W.B. Jon Patrick Sage
In and among our gentle Craft, we speak often of Freemasonry, and the importance of upholding and bolstering support of that Institution. However, I fear that part of the issue with the perceived weaknesses that Freemasonry faces, i.e. Membership, Financial, Public Relations, go hand in hand with and are a direct result of concentrating TOO MUCH on the Free Masonic Order, and TOO LITTLE on what it means to BE a Mason! To some, this will sound like nit-picking, but–there is a difference!
My thoughts have always been that I was a Mason, or at least possessed a Masonic philosophy, long before I became a Freemason. And then, at some point, when I came to understand that the Institution which might best fit my “profile”, and might be agreeable to me, was Freemasonry–I Petitioned and then joined as a Freemason. By definition in order to “be Made” a Mason, a man must pass through some Ritual, and take an Obligation. At that point, we are all, each one within the Fraternity, known to the others, as a Brother Mason… a member of the Free Masonic Fraternity.
But, what–if anything… beyond what occurs in Ritual… makes you a Mason?
The answer lies NOT in any Ritual, or Obligation, or Institution whatsoever. “It” exists within each individual Mason, within our Hearts; which is after all, where we were first prepared to be made a Mason. This definition of what I call, the “Heart of a Mason”, is defined most eloquently by one of my favorite Masonic authors, Rev. Joseph Fort Newton. On the last page of the Indiana Monitor and Freemason’s Guide, we find these thoughts, on what “makes” a Mason, specifically:
“When Is A Man A Mason”
“When is a man a Mason? When he can look out over the rivers, the hills, and the far horizon with a profound sense of his own littleness in the vast scheme of things, and yet have faith, hope and courage-which is the root of every virtue. When he knows that down in his heart every man is as noble, as vile, as divine, as diabolic and as lonely as himself, and seeks to know, and to love his fellow man. When he knows how to sympathize with men, even in their
sins – knowing that each man fights a hard fight against many odds,-and still believe in them when they do not believe in themselves. When he has learned how to make friends and to keep them, and above all how to keep friends with himself. When he loves flowers, can hunt birds without a gun and feels the thrill of an old forgotten joy when he hears the laugh of a little child. When he can be happy and high-minded amid the meaner drudgeries of life. When star-crowned trees, and the glint of sunlight on flowing waters, subdue him like the thought of one much loved and long dead. When no voice of distress reaches his ears in vain, and no hand seeks his aid without response.
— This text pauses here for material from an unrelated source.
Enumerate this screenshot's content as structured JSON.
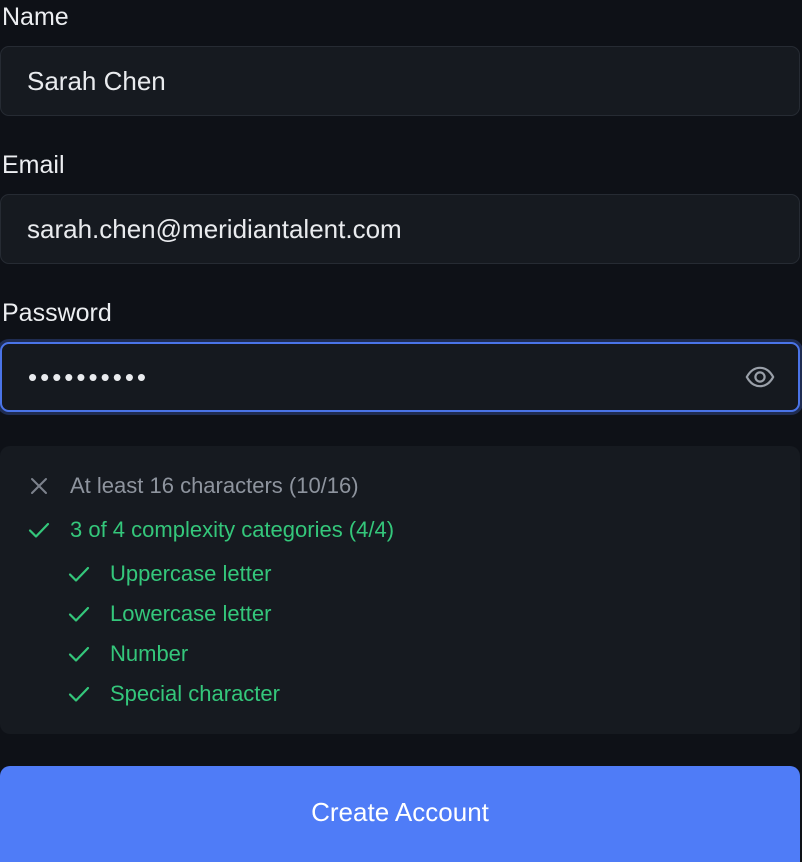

When he feels a social inequity as a personal sin, and a human calamity as a private bereavement-sharing the guilt and sorrows of his fellows. When he finds good in every faith that helps any man to lay hold of divine things and see majestic meanings in life, whatever the name of that faith may be. When he can look into a wayside puddle and see something beyond mud, and into the face of the most forlorn fellow mortal and see something beyond sin. When he knows how to pray, how to love, how to hope, how to meet defeat and not be defeated. When he has kept faith with himself, with his fellow-man, with his God; in his hand a sword for evil, in his heart a bit of a song-glad to live, but not afraid to die! Such a man has found the only secret of Masonry, and the one which it is trying to give to all the world.”
Brethren, when each of us has come to the understanding of ourselves that Newton writes of, the understanding and continuation of our Craft will begin to become automatic. Indeed, if each individual Mason were as introspective about why he became a Mason, and what Masonic traits he values; there would be no need to “Ask1ToBe1”. Those in question, who are without the gates, would see a Light shine, and make haste to “ASKYOU2Be1”! This is my sincere belief, and it is not meant to badger or beat down any among us. But- it must become apparent to ourselves, before we ask or encourage others to join … Why Are YOU A Mason? In short, other than just plain Ritual, what makes you A Mason? The answer, I believe, will be found to have existed within you long before a Petition was filled out and submitted in order to receive our Degrees. The answer– your answer, resides in your heart, and when recognized, will become the greatest membership drive tool that has ever been utilized.
With or without a membership drive in mind; as a Mason– Know Thyself, and all good things must follow.
 Indiana Monitor and Freemason’s Guide, XVI ed., Indianapolis: Most Worshipful Grand Lodge of Free and Accepted Masons of the State of Indiana, 1997.